- 1994 - Had my interest in "legacy European" classical music peak by taking the last of various Stanford musicology classes.
- 2000 - Quit buying legacy music CDs.
- 2001 - Realized that I was very interested in American classical music, although at the time I assumed that meant truly contemporary composition.
- 2003 - Started aworks.
- 2004 - Planned to take a break on aworks for a month and instead blog about the works of "A." Mozart.
- 2004 - Re-discovered my love of jazz after hearing Dexter Gordon again, putting the Mozart idea on hold.
- 2004 - Listened to some Beethoven and Schubert and surprisingly, found little enjoyment or meaning. ("Schubert?

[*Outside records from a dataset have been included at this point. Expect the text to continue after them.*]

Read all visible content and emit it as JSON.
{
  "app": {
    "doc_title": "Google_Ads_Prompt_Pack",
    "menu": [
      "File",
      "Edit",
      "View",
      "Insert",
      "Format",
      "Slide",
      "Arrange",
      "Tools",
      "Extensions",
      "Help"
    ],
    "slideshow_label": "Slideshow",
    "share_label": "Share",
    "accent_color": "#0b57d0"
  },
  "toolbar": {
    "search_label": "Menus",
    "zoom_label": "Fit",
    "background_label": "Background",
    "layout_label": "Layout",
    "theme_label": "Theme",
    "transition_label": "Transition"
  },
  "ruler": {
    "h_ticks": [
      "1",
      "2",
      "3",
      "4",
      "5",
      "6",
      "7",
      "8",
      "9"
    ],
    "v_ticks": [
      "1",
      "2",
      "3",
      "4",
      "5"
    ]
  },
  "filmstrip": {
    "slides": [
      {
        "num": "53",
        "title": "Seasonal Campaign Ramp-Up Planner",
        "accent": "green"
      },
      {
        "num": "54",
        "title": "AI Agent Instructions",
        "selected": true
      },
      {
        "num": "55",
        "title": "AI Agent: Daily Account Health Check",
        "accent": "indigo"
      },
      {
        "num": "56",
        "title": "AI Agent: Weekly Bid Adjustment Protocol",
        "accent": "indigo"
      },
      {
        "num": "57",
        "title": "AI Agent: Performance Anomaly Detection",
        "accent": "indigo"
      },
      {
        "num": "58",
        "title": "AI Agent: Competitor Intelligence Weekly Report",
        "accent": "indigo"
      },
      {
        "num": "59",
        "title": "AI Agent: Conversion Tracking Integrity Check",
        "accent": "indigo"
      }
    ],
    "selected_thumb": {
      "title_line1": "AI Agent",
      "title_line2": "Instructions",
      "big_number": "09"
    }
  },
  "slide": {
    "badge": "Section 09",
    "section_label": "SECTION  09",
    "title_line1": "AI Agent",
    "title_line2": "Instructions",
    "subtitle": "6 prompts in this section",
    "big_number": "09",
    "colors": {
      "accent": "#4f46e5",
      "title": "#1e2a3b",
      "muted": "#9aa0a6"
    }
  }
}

Schubert? How can I not be moved by Schubert?").
- 2005 - Listened to some Mozart etc.
And so, here I am, walking away from Euro-legacy classical music. On my death-bed, will I regret this? Mozart and Beethoven, I don't think so; Bach and Schubert, maybe. But when I think of the joy of Reich's Music for 18 Musicians...
I used to travel to Salzburg for business (!), I've done the Mozart thing, seen the yellow birth house etc. but at this point, I'm not excited by the celebration. And yet. And yet. Although I am usually averse to hyperbole, I'm glad to see such hoopla for Mozart's birthday. Trivially, having Google recognize Mozart with a logo for a day seems like a good thing. It's the idea of mind-share. If a birthday gets this guy to start a Mozart CD collection, isn't' that better than him spending his time and money on, I don't know, Phish CDs? (I was going to say Grateful Dead CDs, but I can play devil's advocate and make a case for them if I had to).
Interestingly, I Love Music has a more substantial Ligeti thread than a Mozart birthday thread. Is Ligeti more relevant and cool or is it just because someone compared his music to Sonic Youth instrumental breaks?
I read Alex Ross' ignore Mozart post this morning. And then on the train, iPod shuffled Reich's Music for 18 Musicians. Excellent. An hour well-spent on what I think may be the premiere American composition. The fact that it has been well received, at least in the rock community, is important.
On the other hand, due to other obligations and commitments these days, I definitely live in what Ross calls the "technobubble" and so live music is a rarity. I wasn't able to attend the Sarah Cahill concert last weekend in Berkeley but the Berkeley SO is playing Varèse, Carter, Bach, and Stravinsky tomorrow. Maybe...
Other historical facts for this day:
- 1870: the first sorority starts, at DePauw of all places.
- 1885: Jerome Kern is born.
- 1901: Giuseppe Verdi dies.
- 1930: Bobby "Blue" Bland is born.
- 1944: the siege of Leningrad ends (I still like Russian/Soviet symphonies, by the way).
- 1967: Apollo 1 fire kills three astronauts.
- 1973: the Vietnam war officially ends.
Five hours left in the day to get some Mozart listening in. Wish me luck...